INSTRUCTIONS FOR THE TASK —
Look for the word "image". Copy every line of the listing where it occurs.
+-------+
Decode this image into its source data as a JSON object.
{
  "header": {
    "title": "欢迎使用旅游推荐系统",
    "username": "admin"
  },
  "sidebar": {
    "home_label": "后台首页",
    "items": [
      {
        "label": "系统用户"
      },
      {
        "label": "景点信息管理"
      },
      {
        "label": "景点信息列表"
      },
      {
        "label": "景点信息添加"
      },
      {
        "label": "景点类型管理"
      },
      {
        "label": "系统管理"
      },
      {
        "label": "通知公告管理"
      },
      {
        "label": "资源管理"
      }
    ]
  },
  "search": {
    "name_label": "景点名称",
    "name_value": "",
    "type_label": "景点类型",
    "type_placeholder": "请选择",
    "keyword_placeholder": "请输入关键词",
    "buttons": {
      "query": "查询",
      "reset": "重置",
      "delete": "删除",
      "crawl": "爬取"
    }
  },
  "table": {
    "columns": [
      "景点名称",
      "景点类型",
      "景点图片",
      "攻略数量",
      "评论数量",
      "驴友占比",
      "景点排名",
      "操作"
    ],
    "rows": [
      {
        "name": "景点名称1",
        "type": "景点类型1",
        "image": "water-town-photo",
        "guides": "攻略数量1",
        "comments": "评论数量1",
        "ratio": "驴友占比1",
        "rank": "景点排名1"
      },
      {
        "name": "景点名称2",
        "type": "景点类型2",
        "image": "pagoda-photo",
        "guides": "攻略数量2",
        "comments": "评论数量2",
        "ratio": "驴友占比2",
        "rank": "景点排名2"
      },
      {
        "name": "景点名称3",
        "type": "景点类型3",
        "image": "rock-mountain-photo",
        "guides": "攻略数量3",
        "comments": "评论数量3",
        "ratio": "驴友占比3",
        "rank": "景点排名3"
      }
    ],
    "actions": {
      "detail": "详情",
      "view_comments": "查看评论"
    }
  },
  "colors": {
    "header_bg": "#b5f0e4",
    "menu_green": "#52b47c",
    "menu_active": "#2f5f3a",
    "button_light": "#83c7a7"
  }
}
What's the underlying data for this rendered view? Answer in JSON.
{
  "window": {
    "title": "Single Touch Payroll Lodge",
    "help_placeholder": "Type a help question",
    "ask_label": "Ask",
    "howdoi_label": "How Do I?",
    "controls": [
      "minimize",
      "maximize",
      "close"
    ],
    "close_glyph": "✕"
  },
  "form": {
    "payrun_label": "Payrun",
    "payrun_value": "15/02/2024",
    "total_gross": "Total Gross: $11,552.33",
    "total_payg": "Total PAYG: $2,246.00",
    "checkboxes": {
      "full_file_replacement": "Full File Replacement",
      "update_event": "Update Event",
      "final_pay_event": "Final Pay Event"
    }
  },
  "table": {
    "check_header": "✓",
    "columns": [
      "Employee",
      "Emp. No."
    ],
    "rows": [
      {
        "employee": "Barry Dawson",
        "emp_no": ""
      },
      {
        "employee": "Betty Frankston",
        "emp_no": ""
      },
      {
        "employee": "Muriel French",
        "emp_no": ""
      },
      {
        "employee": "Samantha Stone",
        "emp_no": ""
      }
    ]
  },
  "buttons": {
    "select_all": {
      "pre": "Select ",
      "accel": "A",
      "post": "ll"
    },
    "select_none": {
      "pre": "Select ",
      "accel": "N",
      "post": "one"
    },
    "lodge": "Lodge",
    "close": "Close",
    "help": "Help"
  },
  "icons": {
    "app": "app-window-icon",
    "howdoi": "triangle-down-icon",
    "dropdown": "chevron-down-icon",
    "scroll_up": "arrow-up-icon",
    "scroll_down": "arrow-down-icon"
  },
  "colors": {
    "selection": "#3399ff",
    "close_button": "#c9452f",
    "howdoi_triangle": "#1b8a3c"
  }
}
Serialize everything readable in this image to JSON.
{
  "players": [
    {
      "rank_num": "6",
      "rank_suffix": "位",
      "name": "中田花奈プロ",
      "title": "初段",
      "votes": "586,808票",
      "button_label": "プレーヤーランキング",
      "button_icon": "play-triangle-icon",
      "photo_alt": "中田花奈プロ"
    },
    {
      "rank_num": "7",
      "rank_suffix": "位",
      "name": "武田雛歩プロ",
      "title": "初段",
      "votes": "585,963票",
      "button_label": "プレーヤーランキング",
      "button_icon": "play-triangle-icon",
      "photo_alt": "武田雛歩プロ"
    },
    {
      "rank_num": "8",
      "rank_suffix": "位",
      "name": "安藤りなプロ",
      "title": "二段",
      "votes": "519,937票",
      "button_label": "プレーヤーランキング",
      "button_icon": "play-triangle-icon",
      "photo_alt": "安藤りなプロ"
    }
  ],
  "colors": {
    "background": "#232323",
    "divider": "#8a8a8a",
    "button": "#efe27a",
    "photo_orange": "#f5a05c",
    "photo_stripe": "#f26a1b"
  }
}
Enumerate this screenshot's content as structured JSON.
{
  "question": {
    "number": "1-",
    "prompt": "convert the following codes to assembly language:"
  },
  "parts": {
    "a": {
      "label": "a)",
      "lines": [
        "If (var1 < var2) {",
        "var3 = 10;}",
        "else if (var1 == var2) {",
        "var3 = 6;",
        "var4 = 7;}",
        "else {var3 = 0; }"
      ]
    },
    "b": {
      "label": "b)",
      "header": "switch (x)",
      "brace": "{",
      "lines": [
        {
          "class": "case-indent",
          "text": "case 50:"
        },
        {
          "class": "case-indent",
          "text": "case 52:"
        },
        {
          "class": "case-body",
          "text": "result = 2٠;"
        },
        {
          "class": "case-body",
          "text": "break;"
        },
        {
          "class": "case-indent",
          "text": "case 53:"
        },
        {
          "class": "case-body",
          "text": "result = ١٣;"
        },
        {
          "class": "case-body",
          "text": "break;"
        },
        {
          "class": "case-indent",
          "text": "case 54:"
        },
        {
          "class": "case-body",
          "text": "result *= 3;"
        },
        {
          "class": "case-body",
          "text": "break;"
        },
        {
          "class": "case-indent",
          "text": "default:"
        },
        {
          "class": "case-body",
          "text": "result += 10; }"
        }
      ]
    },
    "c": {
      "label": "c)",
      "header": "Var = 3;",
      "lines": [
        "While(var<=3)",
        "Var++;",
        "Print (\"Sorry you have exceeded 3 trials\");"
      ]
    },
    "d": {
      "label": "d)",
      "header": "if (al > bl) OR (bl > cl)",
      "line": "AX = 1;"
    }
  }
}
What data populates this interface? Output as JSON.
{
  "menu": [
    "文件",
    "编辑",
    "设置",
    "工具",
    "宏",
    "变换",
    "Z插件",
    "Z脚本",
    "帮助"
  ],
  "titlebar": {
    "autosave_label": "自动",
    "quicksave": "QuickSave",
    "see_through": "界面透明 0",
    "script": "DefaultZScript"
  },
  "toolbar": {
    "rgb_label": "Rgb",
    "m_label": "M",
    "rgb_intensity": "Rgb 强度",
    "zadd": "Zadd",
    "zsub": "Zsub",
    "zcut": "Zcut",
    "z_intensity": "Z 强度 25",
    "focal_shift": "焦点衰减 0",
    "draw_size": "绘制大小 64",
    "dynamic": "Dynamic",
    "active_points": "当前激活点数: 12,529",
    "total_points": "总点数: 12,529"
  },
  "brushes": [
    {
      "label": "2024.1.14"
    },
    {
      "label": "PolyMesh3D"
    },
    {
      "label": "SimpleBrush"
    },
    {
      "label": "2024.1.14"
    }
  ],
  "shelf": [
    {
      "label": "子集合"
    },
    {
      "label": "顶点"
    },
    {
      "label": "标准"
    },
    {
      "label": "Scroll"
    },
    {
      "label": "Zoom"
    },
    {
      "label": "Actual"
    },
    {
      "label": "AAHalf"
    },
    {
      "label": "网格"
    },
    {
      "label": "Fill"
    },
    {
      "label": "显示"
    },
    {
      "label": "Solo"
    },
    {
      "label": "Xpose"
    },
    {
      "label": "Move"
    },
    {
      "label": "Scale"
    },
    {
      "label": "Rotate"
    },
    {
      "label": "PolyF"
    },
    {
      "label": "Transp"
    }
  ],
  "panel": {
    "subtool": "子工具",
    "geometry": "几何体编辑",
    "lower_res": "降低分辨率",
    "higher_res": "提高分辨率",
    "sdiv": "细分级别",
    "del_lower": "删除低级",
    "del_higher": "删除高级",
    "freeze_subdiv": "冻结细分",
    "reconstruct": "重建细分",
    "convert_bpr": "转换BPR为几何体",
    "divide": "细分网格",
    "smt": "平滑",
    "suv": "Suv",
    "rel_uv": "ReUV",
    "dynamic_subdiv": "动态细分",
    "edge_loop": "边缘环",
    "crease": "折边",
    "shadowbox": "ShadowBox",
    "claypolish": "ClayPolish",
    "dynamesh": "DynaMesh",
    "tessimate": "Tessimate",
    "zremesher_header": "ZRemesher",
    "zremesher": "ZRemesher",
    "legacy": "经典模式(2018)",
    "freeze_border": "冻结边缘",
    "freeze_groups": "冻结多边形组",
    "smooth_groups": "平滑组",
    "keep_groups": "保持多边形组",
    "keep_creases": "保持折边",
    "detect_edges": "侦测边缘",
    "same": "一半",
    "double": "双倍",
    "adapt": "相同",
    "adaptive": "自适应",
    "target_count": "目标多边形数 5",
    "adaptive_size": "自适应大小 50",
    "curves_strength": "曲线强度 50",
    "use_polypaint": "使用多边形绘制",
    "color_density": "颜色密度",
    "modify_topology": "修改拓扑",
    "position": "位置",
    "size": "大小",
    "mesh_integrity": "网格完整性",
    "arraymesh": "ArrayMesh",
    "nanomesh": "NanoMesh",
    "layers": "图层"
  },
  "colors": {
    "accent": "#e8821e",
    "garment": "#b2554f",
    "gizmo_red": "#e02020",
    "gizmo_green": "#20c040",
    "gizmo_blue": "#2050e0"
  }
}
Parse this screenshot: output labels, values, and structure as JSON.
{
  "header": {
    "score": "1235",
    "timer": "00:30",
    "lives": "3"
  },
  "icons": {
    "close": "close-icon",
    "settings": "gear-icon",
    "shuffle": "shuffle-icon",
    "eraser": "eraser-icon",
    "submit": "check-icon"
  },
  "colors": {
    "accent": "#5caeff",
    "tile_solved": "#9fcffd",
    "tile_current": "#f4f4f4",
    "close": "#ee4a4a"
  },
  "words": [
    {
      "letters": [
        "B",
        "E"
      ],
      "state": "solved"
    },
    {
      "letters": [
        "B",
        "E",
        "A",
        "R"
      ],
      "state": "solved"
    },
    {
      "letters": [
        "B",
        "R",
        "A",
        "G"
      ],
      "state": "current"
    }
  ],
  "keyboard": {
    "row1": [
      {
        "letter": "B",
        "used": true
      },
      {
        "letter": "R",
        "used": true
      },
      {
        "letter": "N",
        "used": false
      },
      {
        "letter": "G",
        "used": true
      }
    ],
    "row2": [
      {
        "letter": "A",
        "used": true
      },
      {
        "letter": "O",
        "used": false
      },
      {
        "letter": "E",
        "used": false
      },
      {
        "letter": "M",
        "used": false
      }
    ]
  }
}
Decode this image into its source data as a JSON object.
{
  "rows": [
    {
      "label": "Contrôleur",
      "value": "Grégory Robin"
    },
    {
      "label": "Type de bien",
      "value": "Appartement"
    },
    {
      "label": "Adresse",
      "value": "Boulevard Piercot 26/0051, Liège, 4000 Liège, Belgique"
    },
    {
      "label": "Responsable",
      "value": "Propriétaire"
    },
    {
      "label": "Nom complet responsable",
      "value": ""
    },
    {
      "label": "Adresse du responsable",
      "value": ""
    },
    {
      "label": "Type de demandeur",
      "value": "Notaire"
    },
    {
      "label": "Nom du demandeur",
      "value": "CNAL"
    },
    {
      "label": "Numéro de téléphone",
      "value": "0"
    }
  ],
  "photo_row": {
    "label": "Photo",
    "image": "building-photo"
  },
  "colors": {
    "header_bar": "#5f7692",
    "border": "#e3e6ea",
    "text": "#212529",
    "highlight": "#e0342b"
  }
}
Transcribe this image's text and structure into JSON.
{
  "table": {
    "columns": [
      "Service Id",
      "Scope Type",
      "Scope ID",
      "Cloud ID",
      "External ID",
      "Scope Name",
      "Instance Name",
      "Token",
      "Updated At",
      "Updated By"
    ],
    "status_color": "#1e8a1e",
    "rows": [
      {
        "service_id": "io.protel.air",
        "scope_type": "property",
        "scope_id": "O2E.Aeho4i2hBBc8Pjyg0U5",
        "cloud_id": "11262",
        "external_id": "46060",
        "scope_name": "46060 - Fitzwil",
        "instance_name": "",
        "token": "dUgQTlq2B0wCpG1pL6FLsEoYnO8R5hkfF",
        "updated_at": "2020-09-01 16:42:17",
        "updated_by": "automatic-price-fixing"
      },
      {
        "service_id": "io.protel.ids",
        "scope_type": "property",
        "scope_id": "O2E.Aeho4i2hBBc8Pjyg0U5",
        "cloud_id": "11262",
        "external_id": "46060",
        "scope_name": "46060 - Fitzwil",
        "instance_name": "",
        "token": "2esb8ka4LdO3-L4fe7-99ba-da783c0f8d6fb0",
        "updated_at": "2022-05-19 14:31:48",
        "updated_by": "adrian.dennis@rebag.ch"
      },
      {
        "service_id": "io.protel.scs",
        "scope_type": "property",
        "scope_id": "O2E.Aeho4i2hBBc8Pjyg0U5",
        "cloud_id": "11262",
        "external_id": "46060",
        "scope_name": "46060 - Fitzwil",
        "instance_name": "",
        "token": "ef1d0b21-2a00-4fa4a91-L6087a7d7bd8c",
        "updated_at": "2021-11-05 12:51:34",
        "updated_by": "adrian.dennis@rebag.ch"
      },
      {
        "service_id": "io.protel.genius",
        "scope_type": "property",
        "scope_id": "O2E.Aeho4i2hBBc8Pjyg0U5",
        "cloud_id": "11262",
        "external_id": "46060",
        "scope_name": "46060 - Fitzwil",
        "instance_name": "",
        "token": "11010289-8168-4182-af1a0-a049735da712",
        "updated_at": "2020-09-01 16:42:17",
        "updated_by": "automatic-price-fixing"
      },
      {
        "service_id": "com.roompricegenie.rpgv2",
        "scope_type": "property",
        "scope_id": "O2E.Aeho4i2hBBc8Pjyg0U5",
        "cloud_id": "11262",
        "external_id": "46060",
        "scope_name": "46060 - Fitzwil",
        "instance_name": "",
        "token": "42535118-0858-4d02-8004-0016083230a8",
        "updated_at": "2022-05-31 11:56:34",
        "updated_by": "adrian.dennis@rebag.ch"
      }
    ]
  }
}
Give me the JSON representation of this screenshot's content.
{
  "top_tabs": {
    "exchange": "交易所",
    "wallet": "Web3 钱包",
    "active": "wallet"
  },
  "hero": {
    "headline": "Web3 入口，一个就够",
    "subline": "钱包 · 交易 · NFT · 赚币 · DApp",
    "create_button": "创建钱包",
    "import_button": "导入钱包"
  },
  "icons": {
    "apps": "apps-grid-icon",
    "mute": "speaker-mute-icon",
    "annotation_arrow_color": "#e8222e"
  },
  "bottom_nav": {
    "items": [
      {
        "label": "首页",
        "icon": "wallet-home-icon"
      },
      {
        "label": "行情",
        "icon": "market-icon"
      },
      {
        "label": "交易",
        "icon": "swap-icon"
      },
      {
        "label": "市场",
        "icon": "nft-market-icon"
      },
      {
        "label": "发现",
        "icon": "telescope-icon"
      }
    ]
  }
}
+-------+
EXERCISE SOLUTION —
Decode this image into its source data as a JSON object.
        "image": "water-town-photo",
        "image": "pagoda-photo",
        "image": "rock-mountain-photo",
Serialize everything readable in this image to JSON.
Decode this image into its source data as a JSON object.
    "image": "building-photo"
Transcribe this image's text and structure into JSON.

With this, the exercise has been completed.